We can see his works in his website jeanclaudegolvin.com. On the front page, the drawings of Cirque Romain in Arles, together with Karnak Great Temple of Amun, etc. appear. Further more, we can see the drawings of various towns of Ancient Rome and Ancient Egypt, and the hippodrome in Caesarea of Israel, Tyre of Lebanon, Constantinople (Istanbul) of Turkey, and so on. The drawings on Arles can be found by following ANTIQUITY - Gaul - Arelate. Such drawings are very interested, and we never get tired of seeing drawings of various ancient towns.

Arles Ancient Museum in blue
The road is curved is the trace of the outer shape of the Cirque Romain.

model of roman arles
Ancient Arles (North direction at bottom left)
It seems that the actual size of Cirque Romain was far vaster than the current site.

Roman circus and Obelisk
Closeup picture of Spina at Cirque Romain
The obelisk stands at the center.

April 28, 2017    by Hiroyuki Nagase    (For high definition image, please click the picture)

Notes For Pictures:
When I firstly visited the Place de la République on May 1, 2015 it was unfortunately rainy weather, but on my re-visit of April 28, 2017 it was lucky with fine weather. Due to the Place de la République is the center of the historic area of Arles, there are many tourists, but most people seem to haven't paid attention to the obelisk.
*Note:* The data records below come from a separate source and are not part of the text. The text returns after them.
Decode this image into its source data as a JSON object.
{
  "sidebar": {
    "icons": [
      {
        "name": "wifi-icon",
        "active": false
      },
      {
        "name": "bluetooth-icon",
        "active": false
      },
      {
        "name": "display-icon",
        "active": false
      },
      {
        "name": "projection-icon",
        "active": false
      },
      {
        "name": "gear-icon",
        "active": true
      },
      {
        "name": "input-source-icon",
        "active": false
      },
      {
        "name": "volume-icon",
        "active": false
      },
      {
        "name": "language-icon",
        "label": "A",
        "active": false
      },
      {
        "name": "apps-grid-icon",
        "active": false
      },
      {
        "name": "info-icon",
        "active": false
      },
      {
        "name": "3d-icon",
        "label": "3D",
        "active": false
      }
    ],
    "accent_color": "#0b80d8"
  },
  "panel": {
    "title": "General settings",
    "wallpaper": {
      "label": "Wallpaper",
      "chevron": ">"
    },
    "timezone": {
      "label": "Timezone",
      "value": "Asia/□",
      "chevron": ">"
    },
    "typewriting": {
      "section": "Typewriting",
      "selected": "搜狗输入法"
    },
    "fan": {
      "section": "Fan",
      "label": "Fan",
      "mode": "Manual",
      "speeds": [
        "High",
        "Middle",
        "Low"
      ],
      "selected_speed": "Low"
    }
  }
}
Copyright Hiroyuki Nagase nagase@obelisks.org and Shoji Okamoto okamoto@obelisks.org